For your final paper you will critically analyze a reference from popular culture. This could include but is not limited to a podcast, TV show, documentary, news article, art piece, etc. This should be a source of inspiration. Here are some topics that I have heard discussed in the news this week alone:
– Ebola control in west Africa (from various angles);
– A new semi-effective malaria vaccine;
– Death midwives/doulas;
– Health inequalities in America (i.e. Baltimore teens are worse off than many teens in Southern Africa);
– Precarious labour and health care in Canada among newcomers;
– Refugees trying to cross into Europe from North Africa;
– Anti-vaxxers and vaccine delayers;
Please note: Doing a critical analysis does not mean only pointing out what is negative or what you dislike or disagree with from the reference. It means thinking critically about the ways that words and images can be used to shape a particular perspective about an issue.
For example: How is the issue being portrayed? What might you take away after reading/seeing it? What issues have been addressed? What issues have been left out? How are individuals or groups being represented? How might power dynamics have shaped the way this issue was portrayed? What kinds of solutions do they promote? What kinds of solutions are foreclosed? How has your opinion changed about this controversy based on your readings during this course?
A good final paper will situate this issue within a wider context by examining how research and theory in medical anthropology ht inform our understanding of this issue or problem (i.e.: What have studies about this issue revealed? How do particular ideas or theories presented in anthropological literature relate to this issue?) A good paper will be clear, concise and incorporate anthropological perspectives successfully (more about this will be discussed in class). The QUALITY OF YOUR WRITING COUNTS!!
What is a thesis statement and why does it matter?
A research essay relies on scholarly sources to build an argument. For this assignment you will be graded for how well you incorporate anthropological perspectives to your topic and your ability to synthesize multiple sources to express your own ideas. This means that you need to go beyond reviewing or summarizing the research behind your topic to formulate some kind of argument. This also means that essays which rely solely on non-anthropological sources will not do as well as one’s that incorporate anthropological theory and data. [see the “thesis statement pdf” to help you develop a research question and thesis statement].

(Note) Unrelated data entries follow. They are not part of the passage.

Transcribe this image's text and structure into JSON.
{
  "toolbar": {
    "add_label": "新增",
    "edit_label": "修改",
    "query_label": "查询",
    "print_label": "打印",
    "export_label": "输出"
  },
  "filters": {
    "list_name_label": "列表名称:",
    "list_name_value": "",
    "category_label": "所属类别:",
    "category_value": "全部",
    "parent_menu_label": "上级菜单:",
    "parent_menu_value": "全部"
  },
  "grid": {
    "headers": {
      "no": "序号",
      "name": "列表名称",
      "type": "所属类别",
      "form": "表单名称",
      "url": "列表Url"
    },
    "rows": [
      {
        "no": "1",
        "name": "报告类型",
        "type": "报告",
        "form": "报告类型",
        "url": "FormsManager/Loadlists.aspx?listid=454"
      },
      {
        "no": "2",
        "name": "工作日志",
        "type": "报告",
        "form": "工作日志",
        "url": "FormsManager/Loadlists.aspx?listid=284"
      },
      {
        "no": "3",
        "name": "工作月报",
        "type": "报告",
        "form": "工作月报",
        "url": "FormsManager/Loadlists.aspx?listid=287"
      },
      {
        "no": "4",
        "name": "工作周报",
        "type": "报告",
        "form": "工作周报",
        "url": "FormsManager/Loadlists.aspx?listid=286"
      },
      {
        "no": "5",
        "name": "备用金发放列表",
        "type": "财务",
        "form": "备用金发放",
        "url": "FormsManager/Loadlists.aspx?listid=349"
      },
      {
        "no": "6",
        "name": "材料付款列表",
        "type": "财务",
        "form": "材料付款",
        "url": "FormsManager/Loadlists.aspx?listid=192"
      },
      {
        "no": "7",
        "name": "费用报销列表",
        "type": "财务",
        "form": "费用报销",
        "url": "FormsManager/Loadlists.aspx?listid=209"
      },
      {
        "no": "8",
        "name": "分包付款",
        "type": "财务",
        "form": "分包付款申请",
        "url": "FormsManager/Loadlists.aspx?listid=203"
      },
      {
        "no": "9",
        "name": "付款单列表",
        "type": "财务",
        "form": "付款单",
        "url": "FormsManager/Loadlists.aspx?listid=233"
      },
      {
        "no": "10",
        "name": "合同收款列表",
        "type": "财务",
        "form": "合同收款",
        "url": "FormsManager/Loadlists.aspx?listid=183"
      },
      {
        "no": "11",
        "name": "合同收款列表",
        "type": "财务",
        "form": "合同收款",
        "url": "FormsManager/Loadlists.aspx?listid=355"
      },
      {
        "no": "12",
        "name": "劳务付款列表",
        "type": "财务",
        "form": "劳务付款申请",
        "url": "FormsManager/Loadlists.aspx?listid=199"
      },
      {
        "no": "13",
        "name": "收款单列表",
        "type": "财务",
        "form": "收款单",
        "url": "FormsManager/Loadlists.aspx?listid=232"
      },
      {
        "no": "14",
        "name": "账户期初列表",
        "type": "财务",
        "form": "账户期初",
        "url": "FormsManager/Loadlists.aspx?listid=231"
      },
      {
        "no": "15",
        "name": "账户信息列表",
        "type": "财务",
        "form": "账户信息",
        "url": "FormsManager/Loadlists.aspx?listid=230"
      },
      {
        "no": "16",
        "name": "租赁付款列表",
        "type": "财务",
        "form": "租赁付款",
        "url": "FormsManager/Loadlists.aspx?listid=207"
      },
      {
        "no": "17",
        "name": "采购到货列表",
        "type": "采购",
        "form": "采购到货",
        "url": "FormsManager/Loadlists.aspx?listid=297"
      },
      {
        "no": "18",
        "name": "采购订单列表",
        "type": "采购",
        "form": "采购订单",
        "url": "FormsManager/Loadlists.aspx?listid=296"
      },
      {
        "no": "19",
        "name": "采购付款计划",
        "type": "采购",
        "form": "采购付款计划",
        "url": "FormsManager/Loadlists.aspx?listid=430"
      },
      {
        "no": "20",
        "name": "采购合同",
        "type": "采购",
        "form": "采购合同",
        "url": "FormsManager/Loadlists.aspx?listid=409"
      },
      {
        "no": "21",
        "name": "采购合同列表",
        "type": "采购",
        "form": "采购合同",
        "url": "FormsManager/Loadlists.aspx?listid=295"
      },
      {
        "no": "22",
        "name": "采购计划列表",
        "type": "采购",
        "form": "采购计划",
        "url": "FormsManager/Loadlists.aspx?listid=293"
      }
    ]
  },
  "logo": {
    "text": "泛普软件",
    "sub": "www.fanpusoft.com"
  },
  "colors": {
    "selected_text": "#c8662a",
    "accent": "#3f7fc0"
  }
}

Your essay will be well organised, have a thesis statement (in the introduction), relevant evidence and a conclusion. Subheadings are optional, but often help students organise their paper, but don’t overuse them.
Most essays do not have thesis statements, although students think they have written one. This is because most students do not know what a thesis statement is. A thesis statement goes something like this:
“I argue that”…
It is not a summary of other people’s work, but the answer to a question that you develop after doing research on a topic. I can review these over email.
Paper Format and Guidelines:
• These should be approximately 8-10 pages long;
• Not including title page and references cited. 12pt font, 1 to 1.25 inch margins.
• I strongly advise that you formulate a thesis statement and discuss it with me ahead of time.
• MUST have at least 5 scholarly sources from anthropology, not including course material.
• Please staple a copy of your reference from contemporary culture to the back of your essay (-5% off your assignment for failing to do so). So, take a photo of the documentary, or print out a review, or attach your news article.
Some Academic Sources and Search Engines
Social Science and Medicine
Medical Anthropology Quarterly
Anthropology and Medicine
Health Policy and Planning
Culture, Health and Sexuality
Global Public Health
*** The bibliographies of the articles you’re reading
Avoid jargon, and write in a clear accessible style. Your use anthropological theory and perspectives to make your point should make sense to a normal person unfamiliar with these terms and highlight why it is useful/important/critical to think this way. For example, Kenzidior in the commentary below highlights how for anthropologists race/ethnicity are not biological but social constructs and looks at how this would reshape the dialogue around the Boston Bombings. You can apply the same principles to this assignment. If you read it to your younger sister or a grandparent, they should both clearly understand the point you are trying to make.
Make sure you cite your sources correctly by providing a bibliography so that we know you sourced your materials correctly. These can include non academic sources, internet links and other newspaper articles.
Citing in text: In anthropology we typically AAA citation guidelines in text. Guidelines are under course materials.
A former student of mine wrote a final essay for her Anthropology of Health class for Prof. Alyson Stone and later published it. Her essay is posted under course materials as a SAMPLE. She is now a phd student in the Department of Anthropology.
Sources of inspiration
TV Shows (The birth story, Dr. Oz, Long Island Medium etc.)
The Globe and Mail
The Toronto Star
The National Post
The New York Times
The Washington Post
CBC Radio 1 (podcasts)
The Atlantic Monthly
Facebook posts (UNICEF, MSF, PLAN International)
NPR/CBC podcasts (i.e. “white coat, black arts” on CBC)